Moving down the line, you may see bottles labelled with ‘poison’ signal headings. These chemicals are hazardous and can be detrimental to the user if ingested.

Finally, the most toxic chemicals will be labelled ‘dangerous poison’. Just a tiny amount of these chemicals can be fatal if ingested. These poisons are more heavily regulated, and there are usually restrictions to purchase which differ from state to state.

When shopping for a safe pesticide for you and the ecosystem around your garden, look for chemicals with no signal heading or a ‘caution’ signal heading.

Now that you understand how to decipher those confusing chemical labels, it’s time to pick your poison (pun intended). Here are our favourite natural pest control options and what we use them for:

Neem Oil (Eco-Neem, caution signal heading)
Neem oil or magosa oil is one of our favourite pest control tools. It’s effective across a wide range of bugs such as thrips, whitefly, aphids and fungus gnat (to name a few) and is safe for pets, birds, lizards and beneficial insects like bees. Eco-Neem can harm fish, so avoid using this method around ponds and aquaponics.

Citrus Oils (Citronella, no signal heading)
Nothing scary here. Citrus oils like citronella are derived from citrus fruits and are non-toxic. Citrus oils work better as a preventative than a method to control an infestation.

Pyrethrum (Yates, no signal heading)
Pyrethrum is a chemical naturally found in chrysanthemum flowers and can be used to control a host of instects, including caterpillars, aphids and whitefly. It’s relatively affordable, with 200ml bottles priced around $29.90 and works by exciting the insects’ nervous system, paralysing the targeted insect. Pyrethrumis not safe for use around fish or in Aquaponics.

Insecticidle Soap (Pure Castile, no signal heading)
Pure Castile soap is one of our all-time favourite pest control products. It’s safe enough that you can use it as a hand soap or body wash, and it won’t harm pets or beneficial insects. Insecticidal soap targets soft-bodied insects like aphids, spider mites and mealybugs. When you apply it to your plants, the mixture of fatty acids disrupts the cellular membranes of the insect, suffocating and dehydrating them. We use a ratio of about 1:200 soap to distilled water which is applied as a foliar spray.

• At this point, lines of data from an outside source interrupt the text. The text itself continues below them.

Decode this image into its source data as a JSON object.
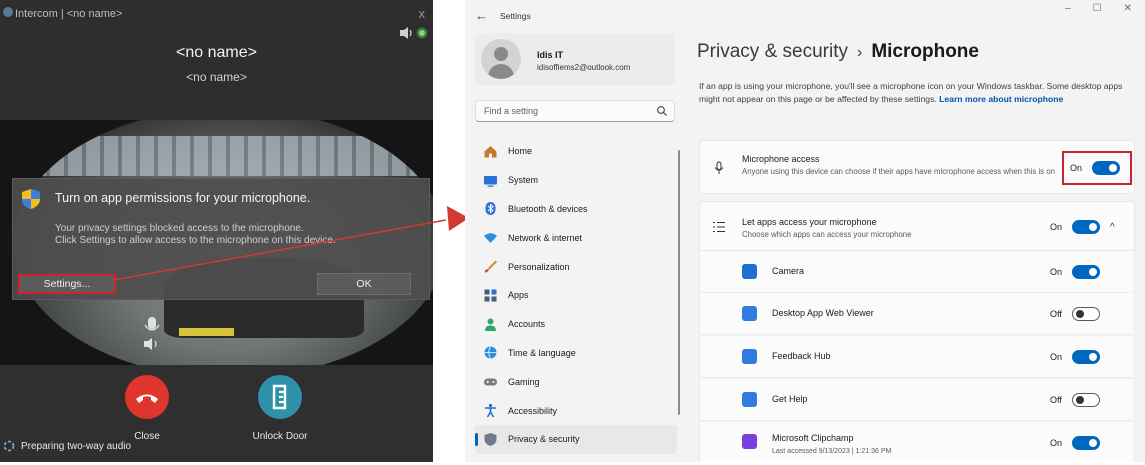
{
  "intercom": {
    "title": "Intercom | <no name>",
    "close_glyph": "x",
    "caller_name": "<no name>",
    "caller_subname": "<no name>",
    "dialog": {
      "title": "Turn on app permissions for your microphone.",
      "line1": "Your privacy settings blocked access to the microphone.",
      "line2": "Click Settings to allow access to the microphone on this device.",
      "settings_button": "Settings...",
      "ok_button": "OK"
    },
    "close_label": "Close",
    "unlock_label": "Unlock Door",
    "status": "Preparing two-way audio",
    "colors": {
      "close": "#e0352d",
      "unlock": "#2f92a8",
      "highlight": "#d0242a"
    },
    "icons": [
      "speaker-icon",
      "shield-icon",
      "phone-hangup-icon",
      "door-unlock-icon",
      "loading-icon"
    ]
  },
  "settings": {
    "app_title": "Settings",
    "profile": {
      "name": "Idis IT",
      "email": "idisoffiems2@outlook.com"
    },
    "search_placeholder": "Find a setting",
    "nav": [
      {
        "label": "Home",
        "icon": "home-icon"
      },
      {
        "label": "System",
        "icon": "monitor-icon"
      },
      {
        "label": "Bluetooth & devices",
        "icon": "bluetooth-icon"
      },
      {
        "label": "Network & internet",
        "icon": "wifi-icon"
      },
      {
        "label": "Personalization",
        "icon": "brush-icon"
      },
      {
        "label": "Apps",
        "icon": "apps-icon"
      },
      {
        "label": "Accounts",
        "icon": "person-icon"
      },
      {
        "label": "Time & language",
        "icon": "globe-icon"
      },
      {
        "label": "Gaming",
        "icon": "gamepad-icon"
      },
      {
        "label": "Accessibility",
        "icon": "accessibility-icon"
      },
      {
        "label": "Privacy & security",
        "icon": "shield-icon",
        "active": true
      }
    ],
    "breadcrumb": {
      "parent": "Privacy & security",
      "separator": "›",
      "current": "Microphone"
    },
    "description": "If an app is using your microphone, you'll see a microphone icon on your Windows taskbar. Some desktop apps might not appear on this page or be affected by these settings.",
    "learn_more": "Learn more about microphone",
    "mic_access": {
      "title": "Microphone access",
      "subtitle": "Anyone using this device can choose if their apps have microphone access when this is on",
      "state": "On"
    },
    "let_apps": {
      "title": "Let apps access your microphone",
      "subtitle": "Choose which apps can access your microphone",
      "state": "On",
      "chevron": "^"
    },
    "apps": [
      {
        "name": "Camera",
        "sub": "",
        "state": "On",
        "color": "#1f6fd1"
      },
      {
        "name": "Desktop App Web Viewer",
        "sub": "",
        "state": "Off",
        "color": "#2f7be0"
      },
      {
        "name": "Feedback Hub",
        "sub": "",
        "state": "On",
        "color": "#2f7be0"
      },
      {
        "name": "Get Help",
        "sub": "",
        "state": "Off",
        "color": "#2f7be0"
      },
      {
        "name": "Microsoft Clipchamp",
        "sub": "Last accessed 9/13/2023 | 1:21:36 PM",
        "state": "On",
        "color": "#7b3fe0"
      }
    ],
    "win_controls": [
      "–",
      "☐",
      "✕"
    ],
    "accent": "#0067c0",
    "highlight": "#c8232c"
  }
}
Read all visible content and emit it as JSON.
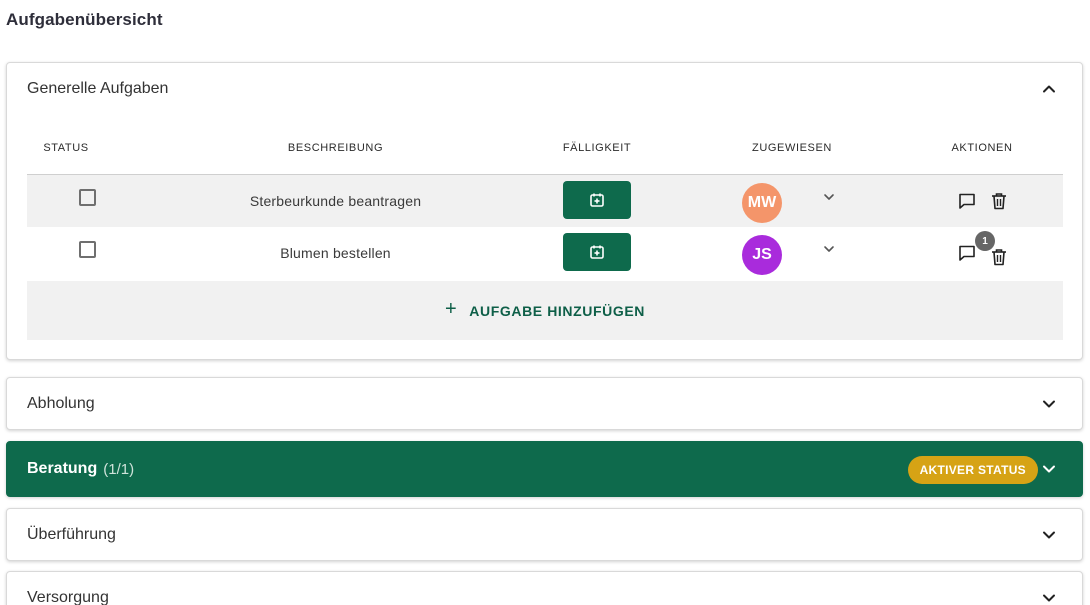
{
  "page": {
    "title": "Aufgabenübersicht"
  },
  "general": {
    "title": "Generelle Aufgaben",
    "columns": {
      "status": "STATUS",
      "description": "BESCHREIBUNG",
      "due": "FÄLLIGKEIT",
      "assigned": "ZUGEWIESEN",
      "actions": "AKTIONEN"
    },
    "tasks": [
      {
        "description": "Sterbeurkunde beantragen",
        "assignee_initials": "MW",
        "avatar_color": "#f4956a",
        "comment_count": ""
      },
      {
        "description": "Blumen bestellen",
        "assignee_initials": "JS",
        "avatar_color": "#a92bdc",
        "comment_count": "1"
      }
    ],
    "add_task_label": "AUFGABE HINZUFÜGEN"
  },
  "sections": {
    "abholung": {
      "title": "Abholung"
    },
    "beratung": {
      "title": "Beratung",
      "count": "(1/1)",
      "status_label": "AKTIVER STATUS"
    },
    "ueberfuehrung": {
      "title": "Überführung"
    },
    "versorgung": {
      "title": "Versorgung"
    }
  },
  "colors": {
    "primary": "#0e6a4c",
    "status_badge": "#d6a315"
  },
  "icons": {
    "expand": "chevron-up-icon",
    "collapse": "chevron-down-icon",
    "date": "calendar-plus-icon",
    "comment": "comment-icon",
    "delete": "trash-icon",
    "add": "plus-icon"
  }
}
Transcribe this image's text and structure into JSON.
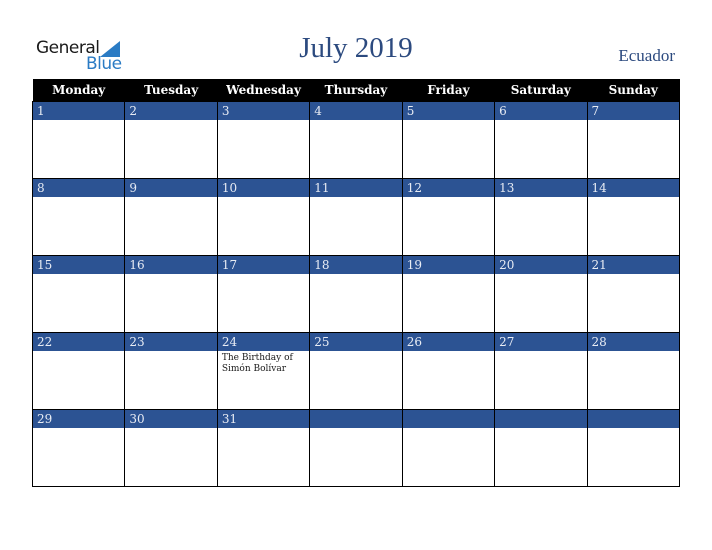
{
  "logo": {
    "line1": "General",
    "line2": "Blue"
  },
  "title": "July 2019",
  "country": "Ecuador",
  "weekdays": [
    "Monday",
    "Tuesday",
    "Wednesday",
    "Thursday",
    "Friday",
    "Saturday",
    "Sunday"
  ],
  "weeks": [
    [
      {
        "day": "1"
      },
      {
        "day": "2"
      },
      {
        "day": "3"
      },
      {
        "day": "4"
      },
      {
        "day": "5"
      },
      {
        "day": "6"
      },
      {
        "day": "7"
      }
    ],
    [
      {
        "day": "8"
      },
      {
        "day": "9"
      },
      {
        "day": "10"
      },
      {
        "day": "11"
      },
      {
        "day": "12"
      },
      {
        "day": "13"
      },
      {
        "day": "14"
      }
    ],
    [
      {
        "day": "15"
      },
      {
        "day": "16"
      },
      {
        "day": "17"
      },
      {
        "day": "18"
      },
      {
        "day": "19"
      },
      {
        "day": "20"
      },
      {
        "day": "21"
      }
    ],
    [
      {
        "day": "22"
      },
      {
        "day": "23"
      },
      {
        "day": "24",
        "event": "The Birthday of Simón Bolívar"
      },
      {
        "day": "25"
      },
      {
        "day": "26"
      },
      {
        "day": "27"
      },
      {
        "day": "28"
      }
    ],
    [
      {
        "day": "29"
      },
      {
        "day": "30"
      },
      {
        "day": "31"
      },
      {
        "day": ""
      },
      {
        "day": ""
      },
      {
        "day": ""
      },
      {
        "day": ""
      }
    ]
  ],
  "colors": {
    "header_bg": "#000000",
    "daynum_bg": "#2c5393",
    "title": "#2c4a7f",
    "logo_blue": "#2a7bc4"
  }
}
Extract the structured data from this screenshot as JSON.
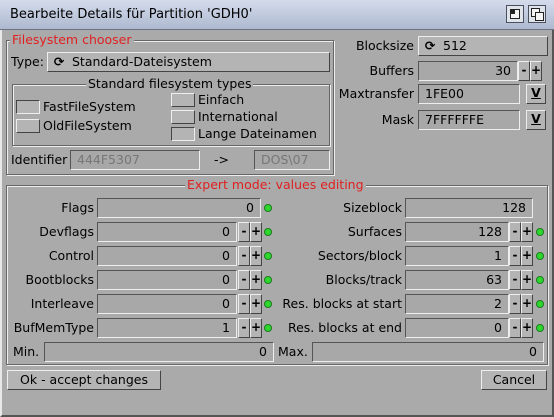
{
  "window": {
    "title": "Bearbeite Details für Partition 'GDH0'",
    "controls": [
      "iconify-icon",
      "depth-icon"
    ]
  },
  "chooser": {
    "title": "Filesystem chooser",
    "type_label": "Type:",
    "type_value": "Standard-Dateisystem",
    "std_title": "Standard filesystem types",
    "options": [
      {
        "label": "FastFileSystem",
        "checked": false
      },
      {
        "label": "OldFileSystem",
        "checked": true
      },
      {
        "label": "Einfach",
        "checked": true
      },
      {
        "label": "International",
        "checked": true
      },
      {
        "label": "Lange Dateinamen",
        "checked": false
      }
    ],
    "identifier_label": "Identifier",
    "identifier_value": "444F5307",
    "arrow": "->",
    "dos_value": "DOS\\07"
  },
  "right": {
    "blocksize_label": "Blocksize",
    "blocksize_value": "512",
    "buffers_label": "Buffers",
    "buffers_value": "30",
    "maxtransfer_label": "Maxtransfer",
    "maxtransfer_value": "1FE00",
    "mask_label": "Mask",
    "mask_value": "7FFFFFFE",
    "v_button": "V"
  },
  "expert": {
    "title": "Expert mode: values editing",
    "left": [
      {
        "label": "Flags",
        "value": "0",
        "stepper": false
      },
      {
        "label": "Devflags",
        "value": "0",
        "stepper": true
      },
      {
        "label": "Control",
        "value": "0",
        "stepper": true
      },
      {
        "label": "Bootblocks",
        "value": "0",
        "stepper": true
      },
      {
        "label": "Interleave",
        "value": "0",
        "stepper": true
      },
      {
        "label": "BufMemType",
        "value": "1",
        "stepper": true
      }
    ],
    "right": [
      {
        "label": "Sizeblock",
        "value": "128",
        "stepper": false,
        "dot": false
      },
      {
        "label": "Surfaces",
        "value": "128",
        "stepper": true,
        "dot": true
      },
      {
        "label": "Sectors/block",
        "value": "1",
        "stepper": true,
        "dot": true
      },
      {
        "label": "Blocks/track",
        "value": "63",
        "stepper": true,
        "dot": true
      },
      {
        "label": "Res. blocks at start",
        "value": "2",
        "stepper": true,
        "dot": true
      },
      {
        "label": "Res. blocks at end",
        "value": "0",
        "stepper": true,
        "dot": true
      }
    ],
    "min_label": "Min.",
    "min_value": "0",
    "max_label": "Max.",
    "max_value": "0",
    "minus": "-",
    "plus": "+"
  },
  "footer": {
    "ok_label": "Ok - accept changes",
    "cancel_label": "Cancel"
  }
}
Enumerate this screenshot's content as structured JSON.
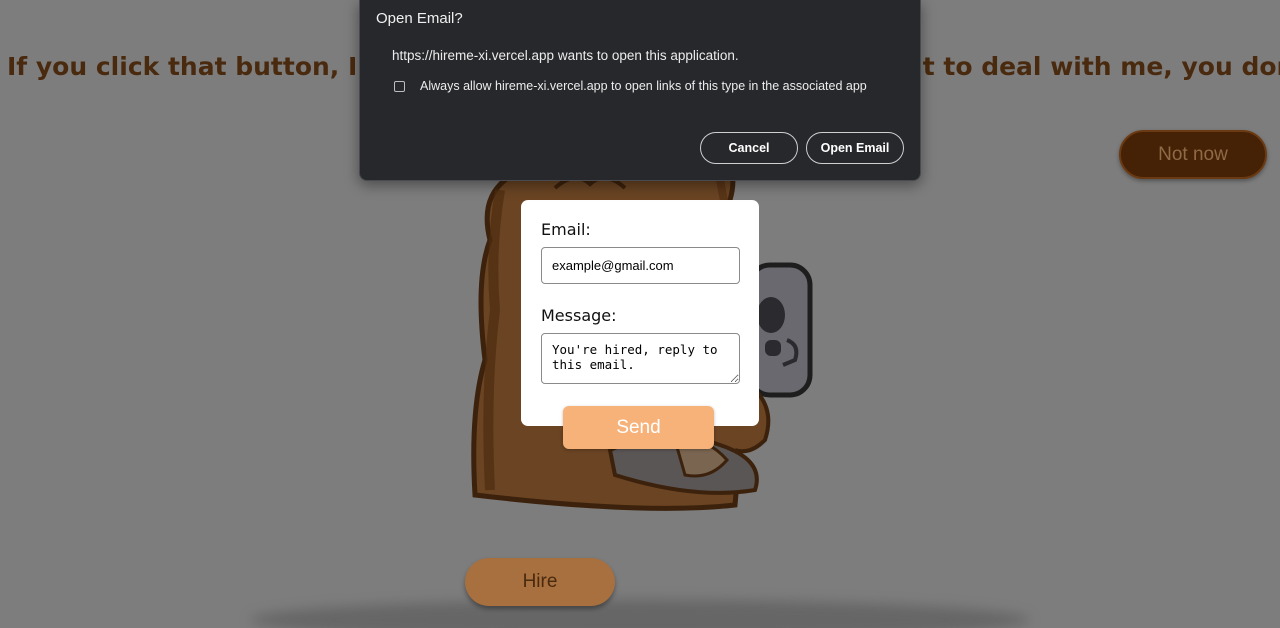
{
  "page": {
    "headline": "If you click that button, I'm going to fire you since you don't want to deal with me, you don't want to deal with",
    "not_now_label": "Not now",
    "hire_label": "Hire"
  },
  "contact_form": {
    "email_label": "Email:",
    "email_value": "example@gmail.com",
    "message_label": "Message:",
    "message_value": "You're hired, reply to this email.",
    "send_label": "Send"
  },
  "dialog": {
    "title": "Open Email?",
    "message": "https://hireme-xi.vercel.app wants to open this application.",
    "checkbox_label": "Always allow hireme-xi.vercel.app to open links of this type in the associated app",
    "checkbox_checked": false,
    "cancel_label": "Cancel",
    "open_label": "Open Email"
  },
  "colors": {
    "overlay": "#7d7d7d",
    "headline": "#4a2a0e",
    "dialog_bg": "#27282c",
    "send_button": "#f7b27a",
    "hire_button": "#a8703f",
    "not_now_button": "#452206"
  }
}
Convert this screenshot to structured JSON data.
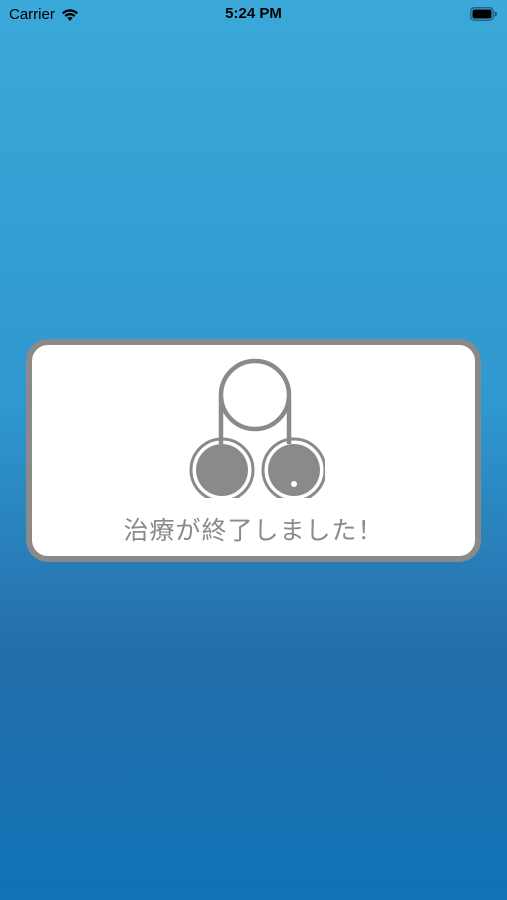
{
  "status_bar": {
    "carrier": "Carrier",
    "time": "5:24 PM",
    "wifi_icon": "wifi-icon",
    "battery_icon": "battery-icon"
  },
  "dialog": {
    "icon": "treatment-device-icon",
    "message": "治療が終了しました！"
  },
  "colors": {
    "background_top": "#3aa8d8",
    "background_bottom": "#0f73b6",
    "card_border": "#8a8a8a",
    "card_background": "#ffffff",
    "message_text": "#8a8a8a"
  }
}
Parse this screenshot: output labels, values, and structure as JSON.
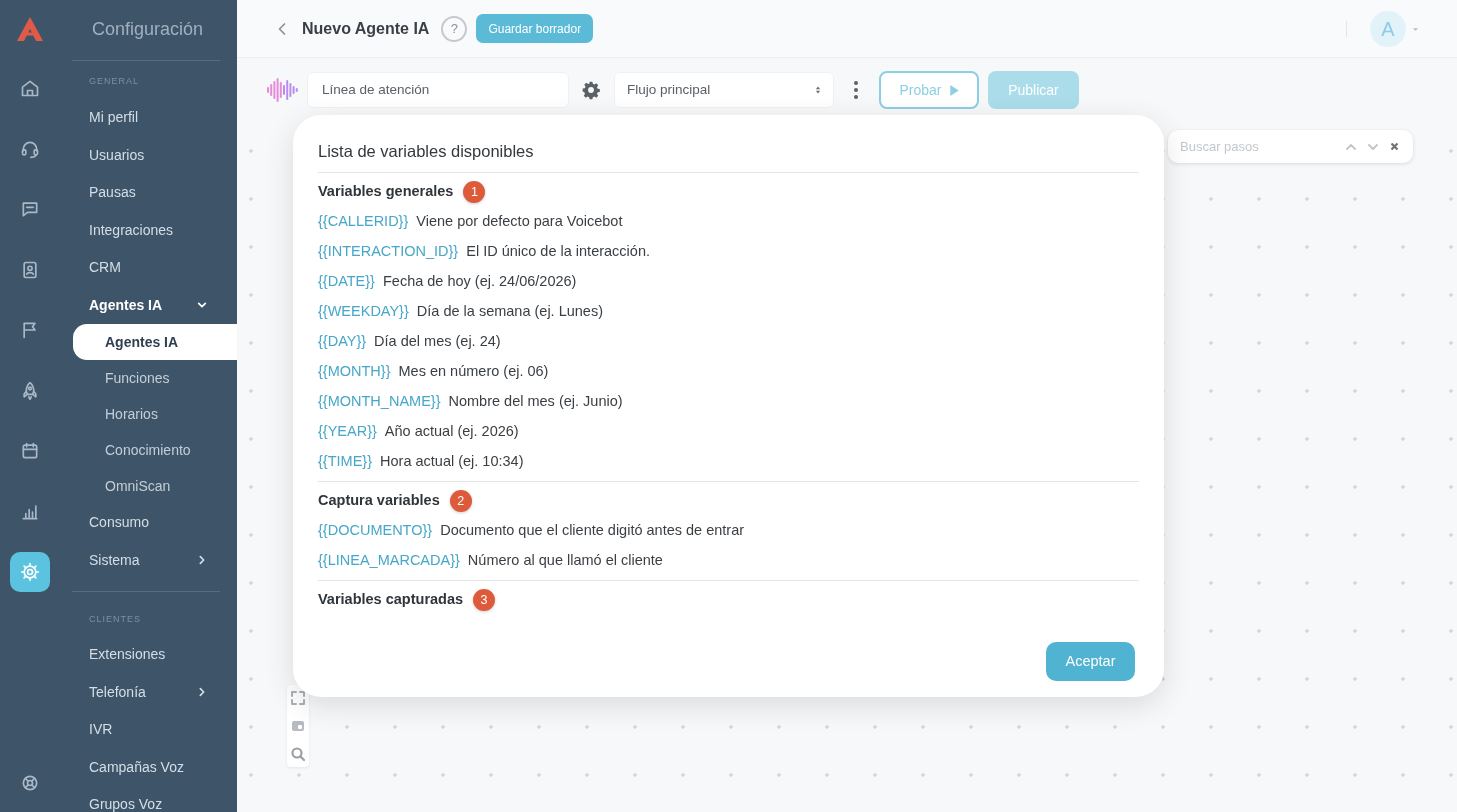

Predatory Insects (Bugs 4 Bugs, caution signal heading)
Predatory insects feed on pest insects with different predators targeting different garden pests. If you’d like to introduce predatory mites, you’ll need to do some research to find the mite that will control your pest problem. Predator bugs are safe for pets, children and beneficial insects, and they can be used around Aquaponics. This is another one of our favourites – we carry out a regular release of predatory mites about twice a year.

There are many more natural and effective pest control options on the market that will help combat almost any insect issue you encounter in the garden. Do your research and follow the directions on the packet, and you’ll be well on your way to a healthier garden and a happier planet. As always, thanks for tuning in to this month’s newsletter and until next time, happy growing!